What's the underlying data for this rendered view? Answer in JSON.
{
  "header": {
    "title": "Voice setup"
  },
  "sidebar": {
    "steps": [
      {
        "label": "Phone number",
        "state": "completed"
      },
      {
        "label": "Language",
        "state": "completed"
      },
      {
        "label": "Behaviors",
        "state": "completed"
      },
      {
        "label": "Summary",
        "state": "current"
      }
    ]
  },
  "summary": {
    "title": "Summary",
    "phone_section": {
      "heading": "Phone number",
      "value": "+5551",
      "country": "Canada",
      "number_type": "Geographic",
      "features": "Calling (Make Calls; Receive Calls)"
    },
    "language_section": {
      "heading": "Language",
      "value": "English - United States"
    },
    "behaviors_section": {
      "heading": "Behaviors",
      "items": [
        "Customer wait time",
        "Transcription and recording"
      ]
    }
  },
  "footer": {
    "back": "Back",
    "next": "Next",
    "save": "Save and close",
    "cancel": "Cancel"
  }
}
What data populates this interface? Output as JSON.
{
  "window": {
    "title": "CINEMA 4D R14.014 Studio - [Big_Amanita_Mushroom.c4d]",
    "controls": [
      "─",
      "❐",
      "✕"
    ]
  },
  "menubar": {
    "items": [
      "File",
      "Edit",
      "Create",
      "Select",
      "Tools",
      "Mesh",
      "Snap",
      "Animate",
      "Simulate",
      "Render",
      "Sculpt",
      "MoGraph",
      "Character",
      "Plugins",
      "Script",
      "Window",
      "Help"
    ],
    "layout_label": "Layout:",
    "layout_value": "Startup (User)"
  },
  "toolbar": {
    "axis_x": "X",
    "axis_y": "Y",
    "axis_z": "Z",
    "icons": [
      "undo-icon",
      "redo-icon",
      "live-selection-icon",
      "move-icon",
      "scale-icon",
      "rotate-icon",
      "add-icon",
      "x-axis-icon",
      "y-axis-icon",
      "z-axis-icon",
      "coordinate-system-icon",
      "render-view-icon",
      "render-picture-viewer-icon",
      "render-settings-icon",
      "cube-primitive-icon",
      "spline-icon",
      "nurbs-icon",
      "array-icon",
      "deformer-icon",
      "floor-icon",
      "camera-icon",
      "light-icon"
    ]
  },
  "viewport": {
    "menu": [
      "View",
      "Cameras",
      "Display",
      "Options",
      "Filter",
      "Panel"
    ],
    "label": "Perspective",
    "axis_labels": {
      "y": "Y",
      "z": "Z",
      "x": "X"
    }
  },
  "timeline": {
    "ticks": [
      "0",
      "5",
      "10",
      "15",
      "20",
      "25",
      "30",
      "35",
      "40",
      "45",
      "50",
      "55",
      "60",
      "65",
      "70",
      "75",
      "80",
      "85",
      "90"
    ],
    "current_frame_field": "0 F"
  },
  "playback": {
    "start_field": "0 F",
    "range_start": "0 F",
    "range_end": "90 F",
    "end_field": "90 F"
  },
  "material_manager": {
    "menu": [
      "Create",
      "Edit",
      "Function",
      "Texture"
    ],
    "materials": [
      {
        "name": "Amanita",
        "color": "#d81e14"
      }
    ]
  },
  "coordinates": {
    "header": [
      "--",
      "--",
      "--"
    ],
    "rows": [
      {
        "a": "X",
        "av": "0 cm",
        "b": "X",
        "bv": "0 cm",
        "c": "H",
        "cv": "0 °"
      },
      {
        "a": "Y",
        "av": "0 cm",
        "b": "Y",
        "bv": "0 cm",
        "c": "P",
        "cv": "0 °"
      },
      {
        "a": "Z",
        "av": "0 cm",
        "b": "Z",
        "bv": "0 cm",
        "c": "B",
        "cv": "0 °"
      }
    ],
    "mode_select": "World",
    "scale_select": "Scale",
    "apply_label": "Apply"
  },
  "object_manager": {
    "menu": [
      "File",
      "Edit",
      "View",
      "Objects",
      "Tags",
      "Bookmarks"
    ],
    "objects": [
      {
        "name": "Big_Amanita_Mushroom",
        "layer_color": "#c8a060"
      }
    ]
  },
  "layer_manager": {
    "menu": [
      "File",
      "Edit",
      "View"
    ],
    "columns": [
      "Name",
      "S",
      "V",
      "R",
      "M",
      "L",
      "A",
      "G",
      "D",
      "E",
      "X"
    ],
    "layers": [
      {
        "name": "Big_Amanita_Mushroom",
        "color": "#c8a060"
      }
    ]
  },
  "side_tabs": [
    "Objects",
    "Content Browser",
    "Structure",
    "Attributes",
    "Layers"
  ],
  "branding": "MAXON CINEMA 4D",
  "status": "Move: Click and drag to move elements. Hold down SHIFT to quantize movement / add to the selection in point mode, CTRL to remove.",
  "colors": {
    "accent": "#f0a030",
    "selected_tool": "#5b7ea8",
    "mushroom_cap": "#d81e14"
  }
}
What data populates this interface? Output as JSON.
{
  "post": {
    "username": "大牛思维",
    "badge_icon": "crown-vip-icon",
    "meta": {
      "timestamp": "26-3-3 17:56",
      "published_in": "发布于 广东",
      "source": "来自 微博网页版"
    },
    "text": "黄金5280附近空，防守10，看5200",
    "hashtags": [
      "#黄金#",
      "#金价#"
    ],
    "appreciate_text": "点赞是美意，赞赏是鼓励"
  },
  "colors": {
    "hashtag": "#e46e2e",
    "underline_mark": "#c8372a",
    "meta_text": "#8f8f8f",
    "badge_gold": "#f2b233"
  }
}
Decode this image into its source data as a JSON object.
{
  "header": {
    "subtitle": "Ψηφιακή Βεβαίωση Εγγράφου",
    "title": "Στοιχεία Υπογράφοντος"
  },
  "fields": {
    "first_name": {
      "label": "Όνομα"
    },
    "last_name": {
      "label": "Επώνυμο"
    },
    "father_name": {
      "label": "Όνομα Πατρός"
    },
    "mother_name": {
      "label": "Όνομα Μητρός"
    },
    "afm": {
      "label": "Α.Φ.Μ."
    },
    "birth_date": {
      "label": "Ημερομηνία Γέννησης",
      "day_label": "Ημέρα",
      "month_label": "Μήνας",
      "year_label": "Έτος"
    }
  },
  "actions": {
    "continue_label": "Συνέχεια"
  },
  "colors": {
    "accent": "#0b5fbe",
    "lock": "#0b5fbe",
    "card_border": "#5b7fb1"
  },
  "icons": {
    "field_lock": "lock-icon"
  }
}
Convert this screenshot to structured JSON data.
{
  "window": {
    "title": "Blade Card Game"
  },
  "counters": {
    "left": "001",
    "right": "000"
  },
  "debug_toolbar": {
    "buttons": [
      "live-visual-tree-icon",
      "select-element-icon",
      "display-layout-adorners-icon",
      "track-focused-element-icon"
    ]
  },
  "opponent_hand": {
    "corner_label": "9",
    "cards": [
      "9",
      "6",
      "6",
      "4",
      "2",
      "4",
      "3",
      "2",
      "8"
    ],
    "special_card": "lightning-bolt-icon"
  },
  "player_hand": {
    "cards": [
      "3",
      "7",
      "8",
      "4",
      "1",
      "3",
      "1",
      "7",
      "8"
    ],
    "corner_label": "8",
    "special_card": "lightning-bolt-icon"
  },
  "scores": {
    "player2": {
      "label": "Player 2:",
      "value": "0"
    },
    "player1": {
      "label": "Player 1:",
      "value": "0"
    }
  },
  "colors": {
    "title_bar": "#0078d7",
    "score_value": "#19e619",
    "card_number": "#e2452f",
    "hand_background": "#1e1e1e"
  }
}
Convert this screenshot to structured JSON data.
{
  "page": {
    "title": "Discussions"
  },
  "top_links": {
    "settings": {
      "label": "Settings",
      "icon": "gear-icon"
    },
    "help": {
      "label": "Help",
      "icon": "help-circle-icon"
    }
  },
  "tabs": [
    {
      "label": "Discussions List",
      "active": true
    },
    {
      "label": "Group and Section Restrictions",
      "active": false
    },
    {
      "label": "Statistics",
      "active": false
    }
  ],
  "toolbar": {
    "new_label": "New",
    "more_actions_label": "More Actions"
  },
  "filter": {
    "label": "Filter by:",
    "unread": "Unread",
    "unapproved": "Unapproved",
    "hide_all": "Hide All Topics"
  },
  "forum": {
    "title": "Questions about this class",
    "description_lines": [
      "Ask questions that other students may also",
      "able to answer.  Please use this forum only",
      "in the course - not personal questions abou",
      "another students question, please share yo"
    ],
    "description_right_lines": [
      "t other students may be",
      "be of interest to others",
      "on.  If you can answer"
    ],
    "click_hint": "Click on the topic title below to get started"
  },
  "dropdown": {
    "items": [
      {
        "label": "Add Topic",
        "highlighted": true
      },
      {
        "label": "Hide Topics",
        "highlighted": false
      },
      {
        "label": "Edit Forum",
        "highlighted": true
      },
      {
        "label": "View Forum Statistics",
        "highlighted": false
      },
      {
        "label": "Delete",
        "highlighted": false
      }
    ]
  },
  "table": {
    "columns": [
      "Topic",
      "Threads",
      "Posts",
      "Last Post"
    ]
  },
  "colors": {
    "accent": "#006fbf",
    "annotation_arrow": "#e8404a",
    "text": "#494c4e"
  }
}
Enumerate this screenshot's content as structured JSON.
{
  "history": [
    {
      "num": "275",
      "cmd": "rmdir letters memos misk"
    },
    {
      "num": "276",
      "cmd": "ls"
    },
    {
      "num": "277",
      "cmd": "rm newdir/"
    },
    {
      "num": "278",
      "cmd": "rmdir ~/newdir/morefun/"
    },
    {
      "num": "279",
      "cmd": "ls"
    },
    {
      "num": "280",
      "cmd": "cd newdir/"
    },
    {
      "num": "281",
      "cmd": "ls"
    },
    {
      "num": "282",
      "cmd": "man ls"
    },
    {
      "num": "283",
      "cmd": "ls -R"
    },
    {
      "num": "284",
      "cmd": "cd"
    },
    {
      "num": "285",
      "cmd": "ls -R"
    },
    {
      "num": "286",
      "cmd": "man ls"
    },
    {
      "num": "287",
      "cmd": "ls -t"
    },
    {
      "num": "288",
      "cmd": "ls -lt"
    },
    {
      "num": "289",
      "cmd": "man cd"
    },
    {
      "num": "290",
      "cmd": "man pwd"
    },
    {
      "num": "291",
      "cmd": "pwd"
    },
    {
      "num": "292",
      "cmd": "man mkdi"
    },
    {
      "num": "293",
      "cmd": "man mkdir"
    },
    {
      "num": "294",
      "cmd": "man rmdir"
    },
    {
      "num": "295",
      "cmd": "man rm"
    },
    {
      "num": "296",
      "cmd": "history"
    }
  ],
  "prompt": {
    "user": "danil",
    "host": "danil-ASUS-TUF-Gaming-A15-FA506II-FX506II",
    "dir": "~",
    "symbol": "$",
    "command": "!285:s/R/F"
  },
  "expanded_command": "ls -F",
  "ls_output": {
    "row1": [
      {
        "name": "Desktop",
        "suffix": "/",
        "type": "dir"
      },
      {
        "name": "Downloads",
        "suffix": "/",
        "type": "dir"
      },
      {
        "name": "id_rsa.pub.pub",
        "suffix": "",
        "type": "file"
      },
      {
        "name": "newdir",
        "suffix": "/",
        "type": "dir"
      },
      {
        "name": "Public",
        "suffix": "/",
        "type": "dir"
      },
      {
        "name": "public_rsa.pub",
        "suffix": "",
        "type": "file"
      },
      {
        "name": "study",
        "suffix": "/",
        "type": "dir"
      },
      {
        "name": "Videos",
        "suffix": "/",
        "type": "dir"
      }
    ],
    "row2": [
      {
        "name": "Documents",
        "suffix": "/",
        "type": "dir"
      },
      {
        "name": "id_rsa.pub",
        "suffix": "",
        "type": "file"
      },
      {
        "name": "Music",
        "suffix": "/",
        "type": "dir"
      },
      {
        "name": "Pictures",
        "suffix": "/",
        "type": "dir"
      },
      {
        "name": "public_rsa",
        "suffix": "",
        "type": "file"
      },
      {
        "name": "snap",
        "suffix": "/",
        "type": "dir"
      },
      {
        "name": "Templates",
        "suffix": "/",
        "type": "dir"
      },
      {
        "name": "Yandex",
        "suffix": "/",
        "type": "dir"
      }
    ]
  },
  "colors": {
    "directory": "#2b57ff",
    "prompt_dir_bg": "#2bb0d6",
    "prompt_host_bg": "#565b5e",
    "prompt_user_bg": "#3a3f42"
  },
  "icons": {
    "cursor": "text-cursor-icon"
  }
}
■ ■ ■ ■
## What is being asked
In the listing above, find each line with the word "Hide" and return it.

## Response
    "hide_all": "Hide All Topics"
        "label": "Hide Topics",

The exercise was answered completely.